Skip to main content

See also:

Notebook on: Michael Brown, Kajieme Powell, and W.E.B. Du Bois (part 2 of 2)

For the first part of this special report on the implications of Michael Brown’s and Kajieme Powell’s deaths please see links at the end of the story. Part 2 begins now:

Dark crimson silhouette of noted human rights advocate W.E.B. Du Bois beside important names currently in the news in 2014.
Postered Poetics

“The alternative of not dying like hogs is not that of dying or killing like snarling dogs. It is rather, conquering the world by thought and brain and plan; by expression and organized cultural ideals.” –from The Wisdom of W.E.B. Du Bois

Considering Du Bois and the Present Moment

W.E.B. Du Bois spent his entire adult life trying to reconcile racial, gender, and class differences not only in the United States but in nations across the globe. The oppressive conditions that stemmed from reactions to these differences were frequently as much blight upon the whole of humanity as they were upon a specific ethnic group or social demographic.

Consider the current unrest in Missouri, the estimated population of 1 million African Americans currently incarcerated or under some form of judicial supervision, the chronically higher rates of unemployment in black communities, and the blatantly overt attempts to disenfranchise African-American and Hispanic voters. These situations and actions have led many to conclude that any social and political gains made in regard to racial equality––the election of the country’s first African-American president notwithstanding––have been largely cosmetic.

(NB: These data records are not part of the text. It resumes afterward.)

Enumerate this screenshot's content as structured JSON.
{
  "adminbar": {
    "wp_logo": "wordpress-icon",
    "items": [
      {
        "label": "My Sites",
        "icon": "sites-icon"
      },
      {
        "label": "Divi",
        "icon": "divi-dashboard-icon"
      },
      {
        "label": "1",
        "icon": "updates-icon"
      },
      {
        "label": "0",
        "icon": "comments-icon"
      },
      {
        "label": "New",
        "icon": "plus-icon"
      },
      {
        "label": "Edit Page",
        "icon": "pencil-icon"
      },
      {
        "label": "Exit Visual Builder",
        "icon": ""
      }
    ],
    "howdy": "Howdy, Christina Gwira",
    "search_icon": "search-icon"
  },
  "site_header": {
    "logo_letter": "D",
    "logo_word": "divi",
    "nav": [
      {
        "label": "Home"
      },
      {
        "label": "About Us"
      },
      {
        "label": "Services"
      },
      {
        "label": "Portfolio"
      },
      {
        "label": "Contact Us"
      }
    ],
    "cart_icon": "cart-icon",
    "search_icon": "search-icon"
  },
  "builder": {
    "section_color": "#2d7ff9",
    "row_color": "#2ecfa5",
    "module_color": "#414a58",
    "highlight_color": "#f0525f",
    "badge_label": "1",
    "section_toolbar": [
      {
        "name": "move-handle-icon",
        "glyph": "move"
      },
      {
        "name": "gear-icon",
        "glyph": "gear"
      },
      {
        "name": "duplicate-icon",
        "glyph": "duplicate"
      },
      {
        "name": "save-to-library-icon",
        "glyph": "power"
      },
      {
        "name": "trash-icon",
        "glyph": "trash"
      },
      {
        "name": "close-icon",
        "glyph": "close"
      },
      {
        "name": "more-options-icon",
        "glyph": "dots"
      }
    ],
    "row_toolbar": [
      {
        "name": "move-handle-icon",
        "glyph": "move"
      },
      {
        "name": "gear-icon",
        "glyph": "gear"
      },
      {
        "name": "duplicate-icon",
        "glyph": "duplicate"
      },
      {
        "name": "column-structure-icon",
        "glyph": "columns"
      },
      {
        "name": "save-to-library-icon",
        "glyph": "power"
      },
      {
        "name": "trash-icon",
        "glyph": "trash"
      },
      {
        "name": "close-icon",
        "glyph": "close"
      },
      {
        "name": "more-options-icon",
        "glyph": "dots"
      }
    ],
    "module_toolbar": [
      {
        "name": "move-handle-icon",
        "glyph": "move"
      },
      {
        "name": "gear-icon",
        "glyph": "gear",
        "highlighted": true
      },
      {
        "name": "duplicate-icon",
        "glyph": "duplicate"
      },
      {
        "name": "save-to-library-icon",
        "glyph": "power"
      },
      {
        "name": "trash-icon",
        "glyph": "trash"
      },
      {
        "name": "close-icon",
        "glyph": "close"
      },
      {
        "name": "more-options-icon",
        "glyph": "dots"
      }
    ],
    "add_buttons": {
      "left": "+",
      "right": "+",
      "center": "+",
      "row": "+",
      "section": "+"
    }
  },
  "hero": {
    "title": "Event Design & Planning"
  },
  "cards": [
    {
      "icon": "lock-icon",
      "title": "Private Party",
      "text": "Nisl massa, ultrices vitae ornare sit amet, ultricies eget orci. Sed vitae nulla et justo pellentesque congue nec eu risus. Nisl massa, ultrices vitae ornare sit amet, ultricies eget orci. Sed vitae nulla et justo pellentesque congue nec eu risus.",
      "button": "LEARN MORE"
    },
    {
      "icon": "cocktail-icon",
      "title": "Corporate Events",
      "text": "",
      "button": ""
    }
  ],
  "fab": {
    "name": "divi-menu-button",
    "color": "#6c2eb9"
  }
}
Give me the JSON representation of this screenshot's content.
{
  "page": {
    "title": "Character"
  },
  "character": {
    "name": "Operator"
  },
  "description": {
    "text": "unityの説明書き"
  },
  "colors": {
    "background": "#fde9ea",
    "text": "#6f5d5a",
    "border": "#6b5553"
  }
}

The killing and imprisonment of black men and women has become so epidemic that most rappers seem to keep at least one recording on hand prophesying their anticipated end at the hands of either a policeman or one of their own. As contributors to the forthcoming Words and Violence Project contend, options other than murder to exist and have proven effective.

The Wisdom of W.E.B. Du Bois

While Du Bois might not have been able to join his countrymen for the 1963 March on Washington, the considerable wisdom distilled from the many prolific years of his life and leadership helped to empower many who did. What follows below is a small selection of quotations from the book titled The Wisdom of W.E.B. Du Bois and which provide substance for further reflection on the conditions discussed in this article:

“Racial slander must go. Racial prejudice will follow. Steadfast faith in humanity must come.”

“It is easy for us to lose ourselves in details in endeavoring to grasp and comprehend the real condition of a mass of human beings. We often forget that each unit in the mass is a throbbing human soul.”

“Oppression is oppression. It is our privilege in the world to relieve it.”

“…We still see that each nation has its dangerous flock of fools and rascals; but we also find most men have brains to be cultivated and souls to be saved.”

“Sometime, somewhere, men will judge men by their souls and not by their skins.”

The source of the above quotes, The Wisdom of W.E.B. Du Bois, was originally published in 2003 to commemorate the centennial of the publication of Du Bois’ own classic book The Souls of Black Folk, and re-released as an eBook in 2010. Du Bois’ voice remains a very important one because if the recent events involving Michael Brown, Kajieme Powell, and far too many others tell us anything at all, it is that the 1963 March on Washington did indeed represent an amazing step forward on the path to social and racial equality for all Americans. It did not by any means, however, represent the end of the journey.

by Aberjhani
co-author of Encyclopedia of the Harlem Renaissance
and author of Journey through the Power of the Rainbow: Quotations from a Life Made Out of Poetry

More Notes on Race and Justice in America